The recent 2012 Ashden Conference on Sustainable Solution for Better Lives had a focus on energy solutions and was chaired by Richenda Van Leeuwen, executive director of Energy and Climate at the United Nations Foundation. Ms. Van Leeuwen is an international energy expert with more than 20 years of experience ... More
Last week, the lights went out for roughly 2.7 million people thanks to a freak storm that swept the mid-Atlantic region. No power, no refrigerator, no air conditioning. With temperatures rocketing to 100 degrees, people resorted to sleeping in their basements to avoid the heat, and freezers full of ... More
This week, I had the opportunity to attend InterAction’s Best Practices and Innovation Initiative‘s award ceremony, which is aimed at sharing success stories and recognizing organizations that effectively build local capacity in countries around the world. Heifer International and Mercy Corps, two nonprofits from the agriculture and food ... More
Anti-poverty group ONE has responded to the announcement today by UN Secretary-General Ban Ki-moon that more than a hundred commitments and actions have already been mobilized in support of his Sustainable Energy for All initiative. This included over 20 from African countries.

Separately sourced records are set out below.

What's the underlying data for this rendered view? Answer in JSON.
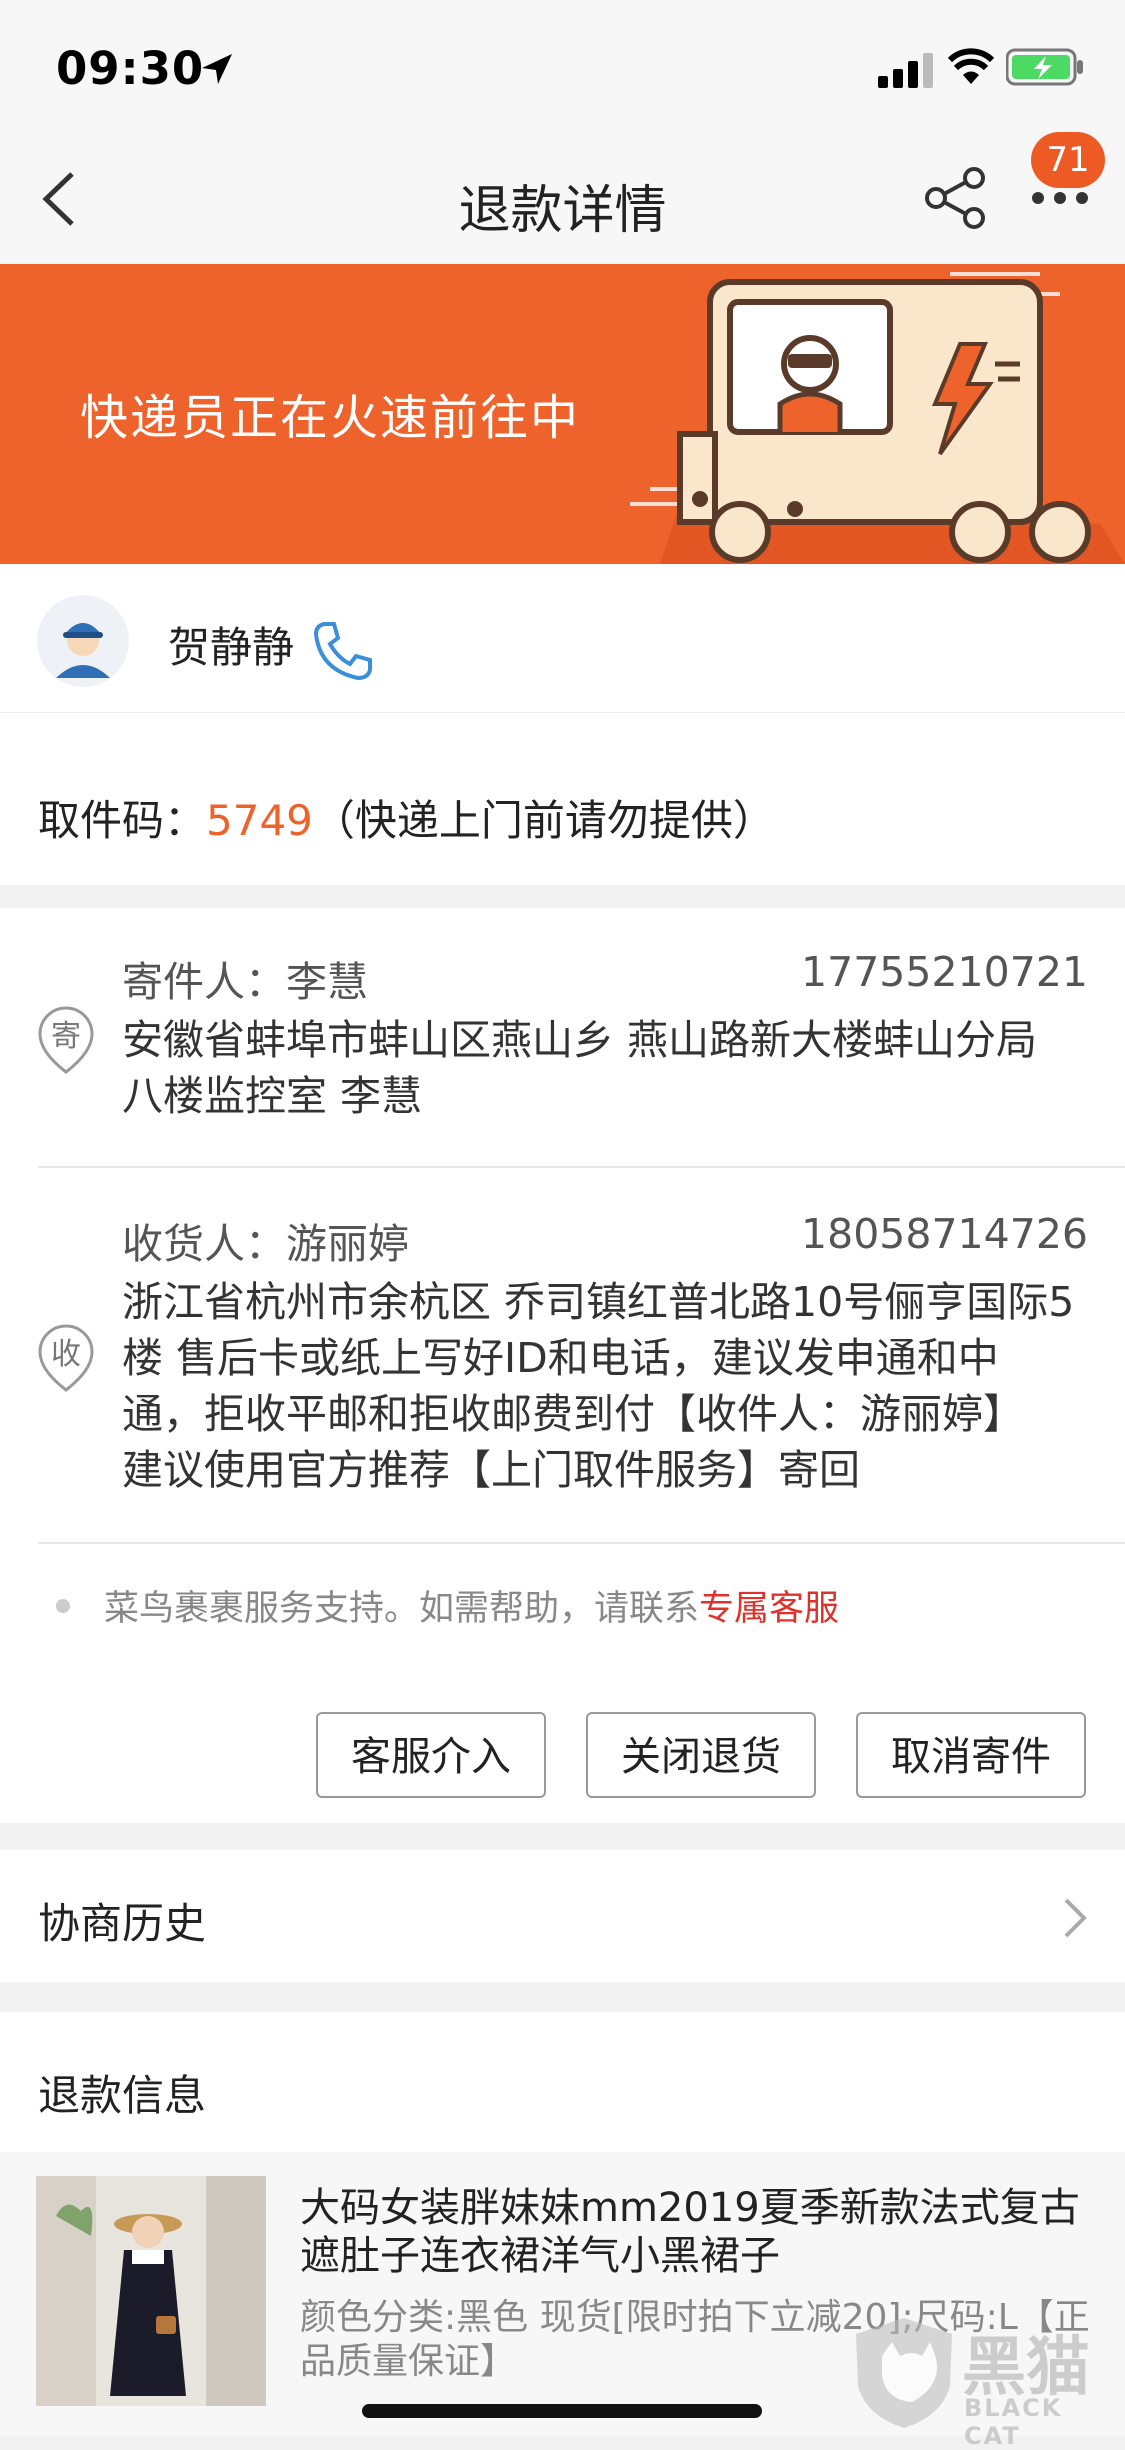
{
  "status_bar": {
    "time": "09:30"
  },
  "nav": {
    "title": "退款详情",
    "badge": "71"
  },
  "banner": {
    "text": "快递员正在火速前往中"
  },
  "courier": {
    "name": "贺静静"
  },
  "pickup": {
    "label": "取件码：",
    "code": "5749",
    "note": "（快递上门前请勿提供）"
  },
  "sender": {
    "badge": "寄",
    "label": "寄件人：",
    "name": "李慧",
    "phone": "17755210721",
    "address_line1": "安徽省蚌埠市蚌山区燕山乡 燕山路新大楼蚌山分局",
    "address_line2": "八楼监控室 李慧"
  },
  "receiver": {
    "badge": "收",
    "label": "收货人：",
    "name": "游丽婷",
    "phone": "18058714726",
    "address_line1": "浙江省杭州市余杭区 乔司镇红普北路10号俪亨国际5",
    "address_line2": "楼 售后卡或纸上写好ID和电话，建议发申通和中",
    "address_line3": "通，拒收平邮和拒收邮费到付【收件人：游丽婷】",
    "address_line4": "建议使用官方推荐【上门取件服务】寄回"
  },
  "support": {
    "text": "菜鸟裹裹服务支持。如需帮助，请联系",
    "link": "专属客服"
  },
  "actions": {
    "service": "客服介入",
    "close": "关闭退货",
    "cancel": "取消寄件"
  },
  "history": {
    "label": "协商历史"
  },
  "refund": {
    "title": "退款信息",
    "product_title": "大码女装胖妹妹mm2019夏季新款法式复古遮肚子连衣裙洋气小黑裙子",
    "product_spec": "颜色分类:黑色 现货[限时拍下立减20];尺码:L【正品质量保证】"
  },
  "watermark": {
    "text": "黑猫",
    "subtext": "BLACK CAT"
  },
  "colors": {
    "accent": "#ee622b",
    "link": "#e0312a",
    "badge": "#ee5a24",
    "phone_icon": "#3b8fd8"
  }
}
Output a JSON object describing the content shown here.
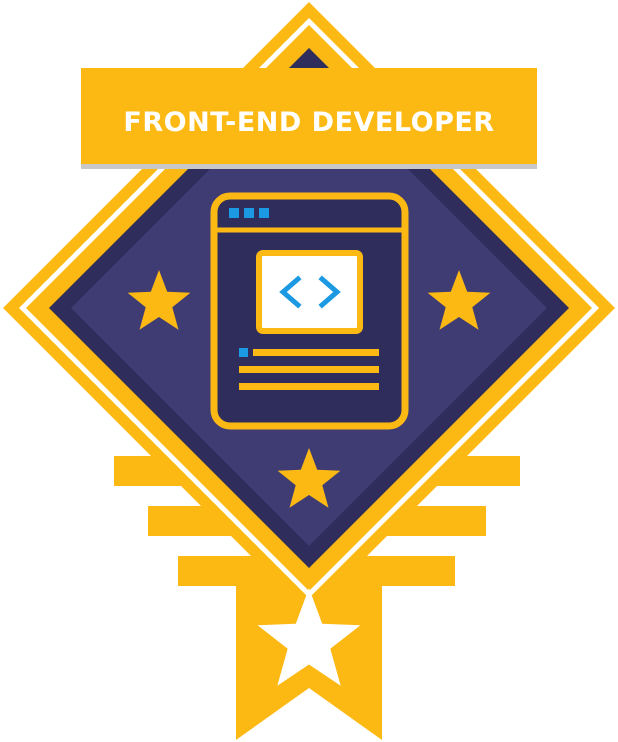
{
  "badge": {
    "title": "FRONT-END DEVELOPER",
    "code_symbol": "< >",
    "icons": {
      "window": "browser-window-icon",
      "code": "code-brackets-icon",
      "star": "star-icon"
    },
    "colors": {
      "gold": "#FDB913",
      "navy": "#2E2D5B",
      "purple": "#3F3C74",
      "white": "#FFFFFF",
      "blue": "#1B9AE3",
      "banner_shadow": "#C8C8C8"
    }
  }
}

MORE
Nearly 7 in 10 people living in sub-Saharan Africa don’t have access to electricity, and 8 in 10 heat their homes and cook on open fires using traditional fuels like wood.
This contributes to nearly two million deaths every year across the world, mainly affecting women and children.
Currently by 2030, 645 million people (49% of the population) in sub-Saharan Africa will still not have electricity, and 900 million (68% of the population) people will still be cooking and heating their homes using inefficient cooking facilities.
Roughly 60% of African businesses cite access to reliable power as a binding constraint for their operations and growth; thereby severely limiting job growth and economic opportunities.